From the entries, return every line where the string "altar" shows up.
____________
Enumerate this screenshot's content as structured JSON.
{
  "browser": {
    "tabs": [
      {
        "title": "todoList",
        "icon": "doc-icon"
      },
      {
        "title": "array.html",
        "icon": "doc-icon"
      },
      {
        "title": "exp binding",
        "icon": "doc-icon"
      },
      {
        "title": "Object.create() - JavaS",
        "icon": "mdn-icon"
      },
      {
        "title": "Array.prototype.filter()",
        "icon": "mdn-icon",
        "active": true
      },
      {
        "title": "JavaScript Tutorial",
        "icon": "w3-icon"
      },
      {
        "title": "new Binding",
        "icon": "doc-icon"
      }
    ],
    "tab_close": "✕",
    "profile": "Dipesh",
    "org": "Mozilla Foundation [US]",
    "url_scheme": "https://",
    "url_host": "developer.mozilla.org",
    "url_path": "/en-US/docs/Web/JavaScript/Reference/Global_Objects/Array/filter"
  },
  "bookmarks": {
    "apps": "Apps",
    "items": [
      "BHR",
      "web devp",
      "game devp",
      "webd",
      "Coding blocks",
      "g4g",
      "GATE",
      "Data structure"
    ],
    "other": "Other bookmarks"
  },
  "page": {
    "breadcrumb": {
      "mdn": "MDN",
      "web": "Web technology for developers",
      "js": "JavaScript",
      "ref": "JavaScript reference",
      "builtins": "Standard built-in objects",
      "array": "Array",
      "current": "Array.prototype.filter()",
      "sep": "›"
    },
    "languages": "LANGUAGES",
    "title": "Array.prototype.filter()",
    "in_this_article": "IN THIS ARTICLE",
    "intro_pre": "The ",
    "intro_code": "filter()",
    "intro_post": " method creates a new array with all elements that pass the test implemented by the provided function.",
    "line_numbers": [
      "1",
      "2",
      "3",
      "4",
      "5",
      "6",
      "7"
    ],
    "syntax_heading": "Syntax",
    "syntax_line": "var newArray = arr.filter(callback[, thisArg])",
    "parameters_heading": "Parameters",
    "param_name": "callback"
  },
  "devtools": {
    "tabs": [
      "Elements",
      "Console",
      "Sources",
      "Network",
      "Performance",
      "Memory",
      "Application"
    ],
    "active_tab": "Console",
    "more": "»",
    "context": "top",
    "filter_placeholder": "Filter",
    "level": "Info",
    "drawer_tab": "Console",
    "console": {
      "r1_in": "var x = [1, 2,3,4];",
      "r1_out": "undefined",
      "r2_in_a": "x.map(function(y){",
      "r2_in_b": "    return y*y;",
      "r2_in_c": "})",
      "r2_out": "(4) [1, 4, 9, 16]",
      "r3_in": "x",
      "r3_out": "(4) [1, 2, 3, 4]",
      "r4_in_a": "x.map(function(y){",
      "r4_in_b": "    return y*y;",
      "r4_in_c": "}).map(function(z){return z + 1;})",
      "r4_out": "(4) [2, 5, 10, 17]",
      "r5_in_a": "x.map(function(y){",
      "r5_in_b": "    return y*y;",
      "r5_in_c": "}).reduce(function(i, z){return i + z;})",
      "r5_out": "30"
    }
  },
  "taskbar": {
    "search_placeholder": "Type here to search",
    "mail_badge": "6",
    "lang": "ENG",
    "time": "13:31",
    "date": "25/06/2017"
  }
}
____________
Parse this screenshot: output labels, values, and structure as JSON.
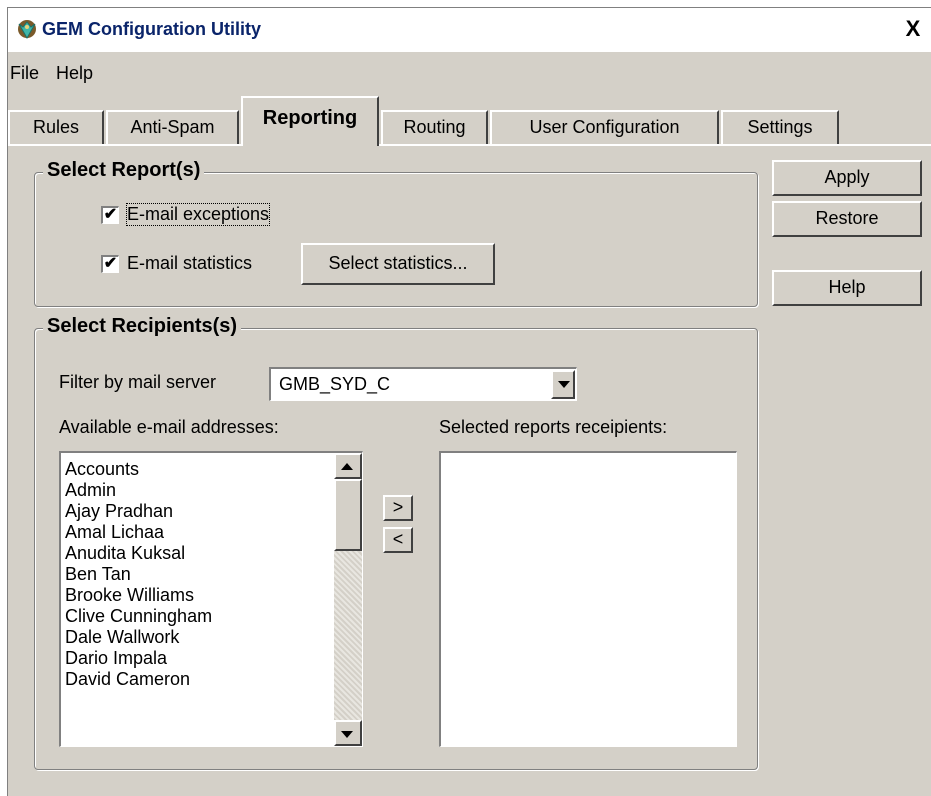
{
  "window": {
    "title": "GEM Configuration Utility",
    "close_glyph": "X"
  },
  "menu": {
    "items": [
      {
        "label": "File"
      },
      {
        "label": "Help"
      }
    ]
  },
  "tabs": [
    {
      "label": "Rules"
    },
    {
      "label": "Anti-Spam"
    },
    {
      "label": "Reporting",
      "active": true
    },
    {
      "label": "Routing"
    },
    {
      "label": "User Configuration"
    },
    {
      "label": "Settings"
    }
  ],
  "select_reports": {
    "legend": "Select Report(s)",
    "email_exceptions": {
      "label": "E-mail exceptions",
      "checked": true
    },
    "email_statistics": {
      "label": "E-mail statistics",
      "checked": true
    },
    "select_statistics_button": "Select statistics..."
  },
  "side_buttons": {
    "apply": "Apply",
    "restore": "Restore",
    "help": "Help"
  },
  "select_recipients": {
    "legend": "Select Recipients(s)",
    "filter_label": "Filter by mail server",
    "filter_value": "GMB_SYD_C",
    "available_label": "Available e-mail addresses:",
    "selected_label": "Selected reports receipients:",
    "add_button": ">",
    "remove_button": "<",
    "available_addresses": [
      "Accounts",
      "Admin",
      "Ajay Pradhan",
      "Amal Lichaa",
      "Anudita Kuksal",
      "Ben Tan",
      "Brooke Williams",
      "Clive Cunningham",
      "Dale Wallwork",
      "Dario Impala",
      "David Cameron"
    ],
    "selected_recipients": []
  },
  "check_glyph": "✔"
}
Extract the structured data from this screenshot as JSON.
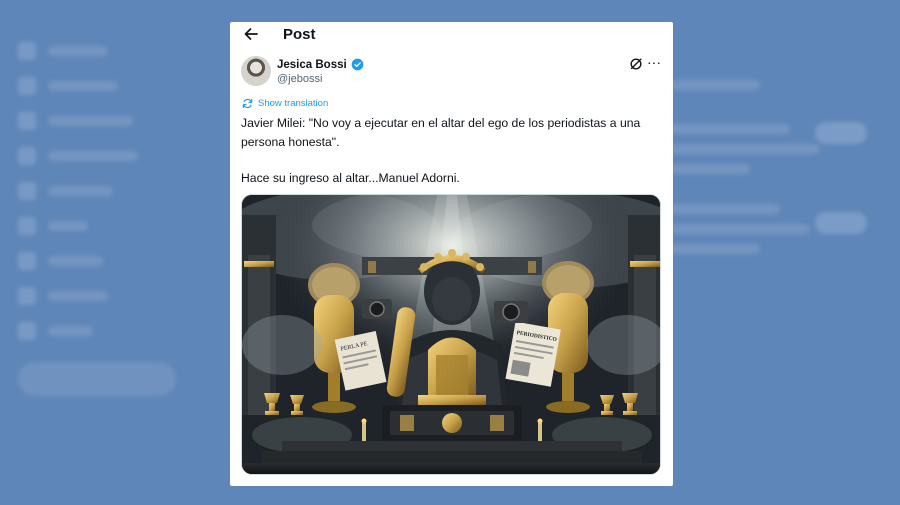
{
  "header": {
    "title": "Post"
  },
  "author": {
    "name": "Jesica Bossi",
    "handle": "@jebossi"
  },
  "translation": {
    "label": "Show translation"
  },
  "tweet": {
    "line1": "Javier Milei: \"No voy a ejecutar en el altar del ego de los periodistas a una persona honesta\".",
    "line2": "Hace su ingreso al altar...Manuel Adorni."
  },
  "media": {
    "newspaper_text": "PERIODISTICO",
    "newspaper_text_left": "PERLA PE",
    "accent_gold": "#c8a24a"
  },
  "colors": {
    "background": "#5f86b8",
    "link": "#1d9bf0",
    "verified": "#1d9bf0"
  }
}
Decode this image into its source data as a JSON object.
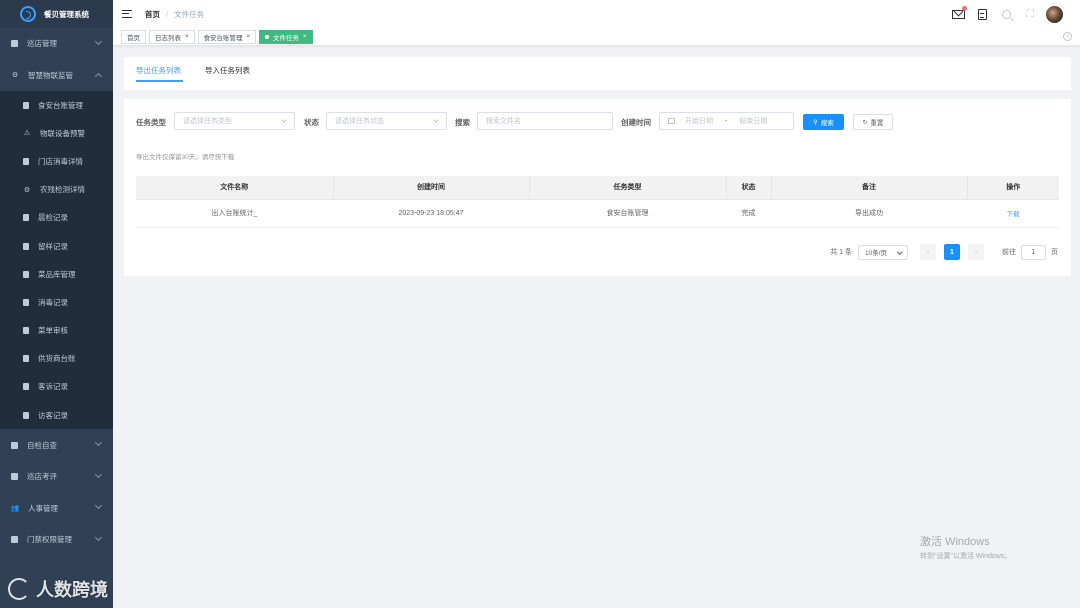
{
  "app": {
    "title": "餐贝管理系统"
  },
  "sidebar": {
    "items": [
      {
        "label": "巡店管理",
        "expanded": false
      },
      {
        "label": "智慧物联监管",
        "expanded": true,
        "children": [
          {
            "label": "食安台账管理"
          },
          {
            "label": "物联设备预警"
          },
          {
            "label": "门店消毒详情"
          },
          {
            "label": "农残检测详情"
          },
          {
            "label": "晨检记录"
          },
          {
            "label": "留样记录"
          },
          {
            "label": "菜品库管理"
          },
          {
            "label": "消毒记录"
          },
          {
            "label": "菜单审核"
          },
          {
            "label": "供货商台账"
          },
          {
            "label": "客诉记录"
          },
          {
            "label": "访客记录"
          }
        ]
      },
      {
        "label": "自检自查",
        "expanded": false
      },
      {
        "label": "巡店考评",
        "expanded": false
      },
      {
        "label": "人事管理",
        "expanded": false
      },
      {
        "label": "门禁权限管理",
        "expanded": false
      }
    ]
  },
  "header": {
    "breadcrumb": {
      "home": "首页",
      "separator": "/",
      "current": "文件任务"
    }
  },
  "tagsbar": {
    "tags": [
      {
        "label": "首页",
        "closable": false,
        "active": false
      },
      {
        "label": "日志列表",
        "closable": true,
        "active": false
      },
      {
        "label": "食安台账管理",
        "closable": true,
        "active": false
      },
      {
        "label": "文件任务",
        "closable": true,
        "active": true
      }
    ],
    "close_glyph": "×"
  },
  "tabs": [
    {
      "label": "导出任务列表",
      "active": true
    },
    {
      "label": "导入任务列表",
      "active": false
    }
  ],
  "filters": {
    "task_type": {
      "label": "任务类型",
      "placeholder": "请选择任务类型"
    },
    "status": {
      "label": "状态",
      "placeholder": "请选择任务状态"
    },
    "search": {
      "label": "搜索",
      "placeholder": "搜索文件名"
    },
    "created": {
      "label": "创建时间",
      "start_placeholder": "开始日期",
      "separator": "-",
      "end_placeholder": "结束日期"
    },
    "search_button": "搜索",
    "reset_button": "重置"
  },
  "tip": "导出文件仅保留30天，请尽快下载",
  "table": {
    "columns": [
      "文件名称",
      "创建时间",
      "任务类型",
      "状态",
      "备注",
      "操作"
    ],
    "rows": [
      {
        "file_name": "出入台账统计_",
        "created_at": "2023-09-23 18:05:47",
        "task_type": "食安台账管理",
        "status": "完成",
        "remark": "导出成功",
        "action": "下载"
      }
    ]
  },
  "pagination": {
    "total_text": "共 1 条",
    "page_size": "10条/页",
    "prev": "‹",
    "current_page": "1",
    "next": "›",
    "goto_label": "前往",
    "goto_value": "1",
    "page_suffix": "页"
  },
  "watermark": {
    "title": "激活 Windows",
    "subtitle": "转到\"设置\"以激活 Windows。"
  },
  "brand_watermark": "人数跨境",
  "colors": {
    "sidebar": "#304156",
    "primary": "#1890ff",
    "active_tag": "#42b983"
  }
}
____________
#### Answer for this exercise:
    "line1": "Javier Milei: \"No voy a ejecutar en el altar del ego de los periodistas a una persona honesta\".",
    "line2": "Hace su ingreso al altar...Manuel Adorni."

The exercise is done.